The sun is the ultimate source of all the sources of energy and fuel we use today. We have developed many ways of accessing this energy either directly or indirectly.
Each different source of energy has implications for climate change. These will be examined in a later section.
Solar (photovoltaic) panels convert light energy (photons) into electrical energy using the photovoltaic effect.
Wind turbines convert the kinetic energy of the wind into mechanical energy. A generator then converts the mechanical energy into electricity.
High temperatures are produced continuously inside the Earth’s crust. The high temperatures can be used to heat water with the generation of steam. The steam is used to rotate turbines that power generators to produce electricity.
A fuel cell can combine hydrogen and oxygen to produce electricity, heat and water.
Tidal power is a form of hydropower, whereby the kinetic energy in rising and falling tides is converted into electricity.
Wave energy works by converting the kinetic energy in ocean waves into electricity.
This is a form of hydropower that uses a dam on a iver to store water in a reservoir. Water is then released from the reservoir to flow through a turbine which activates a generator to produce electricity.
Plants capture solar energy and convert it into chemical energy through the process of photosynthesis. When plants are burned in a biomass plant the chemical energy is converted into electricity.
Organic wastes (plants, agricultural residue, abattoir waste, sewage sludge) are processed by particular strains of bacteria in the absence of oxygen to produce methane gas. The methane gas is then burned in a gas engine to produce electricity.
Uranium is used to fuel a chain reaction that heats a coolant material (water, gas or liquid metal). The heated coolant generates steam that passes through a steam turbine to generate electricity.
Fossil fuels are buried organic deposits formed over eons from plant and animal remains. There are three main types.
Petroleum (crude oil)
Petroleum is a naturally occurring substance – formed from zooplankton (microscopic marine and freshwater organisms) and algae. Petroleum is made up of organic compounds existing in gaseous, liquid or semisolid forms. The organic compounds are hydrocarbons – combinations of carbon atoms and hydrogen atoms – and combinations of carbon atoms with sulphur, oxygen or nitrogen.
The organic compounds vary greatly in complexity, ranging from methane (one carbon atom bound to 4 hydrogen atoms) to asphaltenes (more than 136 carbon atoms bound to more that 167 hydrogen atoms, 3 nitrogen atoms, 2 oxygen atoms, and 2 sulphur atoms.

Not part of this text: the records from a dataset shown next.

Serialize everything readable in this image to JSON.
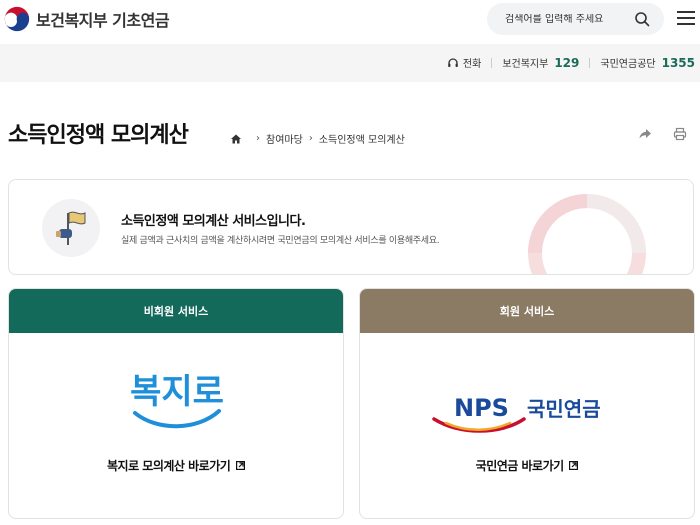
{
  "header": {
    "logo_text": "보건복지부 기초연금",
    "search_placeholder": "검색어를 입력해 주세요"
  },
  "util": {
    "phone_label": "전화",
    "contacts": [
      {
        "name": "보건복지부",
        "number": "129"
      },
      {
        "name": "국민연금공단",
        "number": "1355"
      }
    ]
  },
  "page": {
    "title": "소득인정액 모의계산",
    "breadcrumb": [
      "참여마당",
      "소득인정액 모의계산"
    ]
  },
  "info": {
    "title": "소득인정액 모의계산 서비스입니다.",
    "desc": "실제 금액과 근사치의 금액을 계산하시려면 국민연금의 모의계산 서비스를 이용해주세요."
  },
  "cards": {
    "left": {
      "header": "비회원 서비스",
      "link": "복지로 모의계산 바로가기"
    },
    "right": {
      "header": "회원 서비스",
      "link": "국민연금 바로가기"
    }
  },
  "logos": {
    "bokjiro": "복지로",
    "nps_en": "NPS",
    "nps_ko": "국민연금"
  },
  "colors": {
    "green": "#13695a",
    "brown": "#8b7a64",
    "nps_blue": "#1a4a9c",
    "bokjiro_blue": "#1e8fd8"
  }
}
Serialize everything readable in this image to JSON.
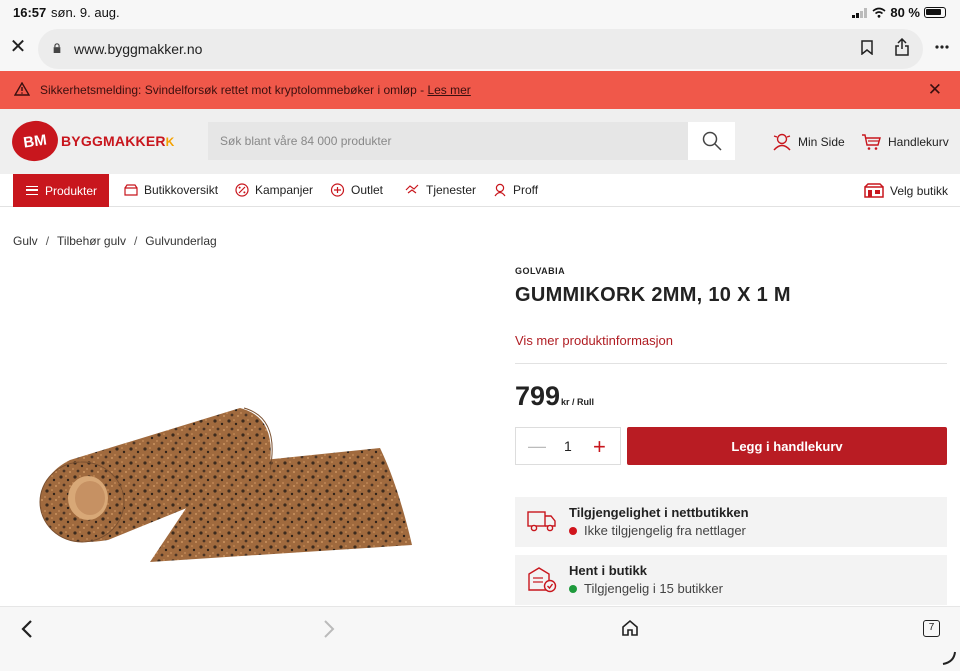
{
  "status_bar": {
    "time": "16:57",
    "date": "søn. 9. aug.",
    "battery": "80 %"
  },
  "browser": {
    "url": "www.byggmakker.no",
    "tab_count": "7"
  },
  "alert": {
    "text": "Sikkerhetsmelding: Svindelforsøk rettet mot kryptolommebøker i omløp - ",
    "link": "Les mer"
  },
  "header": {
    "logo_badge": "BM",
    "logo_text": "BYGGMAKKER",
    "search_placeholder": "Søk blant våre 84 000 produkter",
    "min_side": "Min Side",
    "cart": "Handlekurv"
  },
  "nav": {
    "products": "Produkter",
    "items": [
      "Butikkoversikt",
      "Kampanjer",
      "Outlet",
      "Tjenester",
      "Proff"
    ],
    "choose_store": "Velg butikk"
  },
  "breadcrumb": [
    "Gulv",
    "Tilbehør gulv",
    "Gulvunderlag"
  ],
  "product": {
    "brand": "GOLVABIA",
    "title": "GUMMIKORK 2MM, 10 X 1 M",
    "more_info": "Vis mer produktinformasjon",
    "price": "799",
    "unit": "kr / Rull",
    "quantity": "1",
    "add_to_cart": "Legg i handlekurv"
  },
  "availability": [
    {
      "title": "Tilgjengelighet i nettbutikken",
      "status": "Ikke tilgjengelig fra nettlager",
      "color": "#d0141c"
    },
    {
      "title": "Hent i butikk",
      "status": "Tilgjengelig i 15 butikker",
      "color": "#1e9a3c"
    }
  ],
  "colors": {
    "brand_red": "#c8161d",
    "alert_bg": "#f0584a",
    "button_red": "#b91c23"
  }
}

Liquid petroleum (crude oil) consists of a range of more complex hydrocarbons and small amounts of asphaltenes.
Petroleum is refined into gasoline, diesel, aviation fuel and other fuel oils that provide much of the world’s energy.
Natural gas is a naturally occurring material that consists mainly of simple hydrocarbons with 1 – 5 carbon atoms (methane, ethane, propane, butane, pentane). About a third of the natural gas is used to produce electricity.
Cola is the third naturally occurring fossil fuel. It is formed from plant matter over geological time and is primarily burned to produce electricity and heat. Coal is currently the largest source of energy world-wide.
So, the current main sources of energy are the fossil fuels. These produce greenhouse gases. Let’s take a more detailed look at what we mean by greenhouse gases.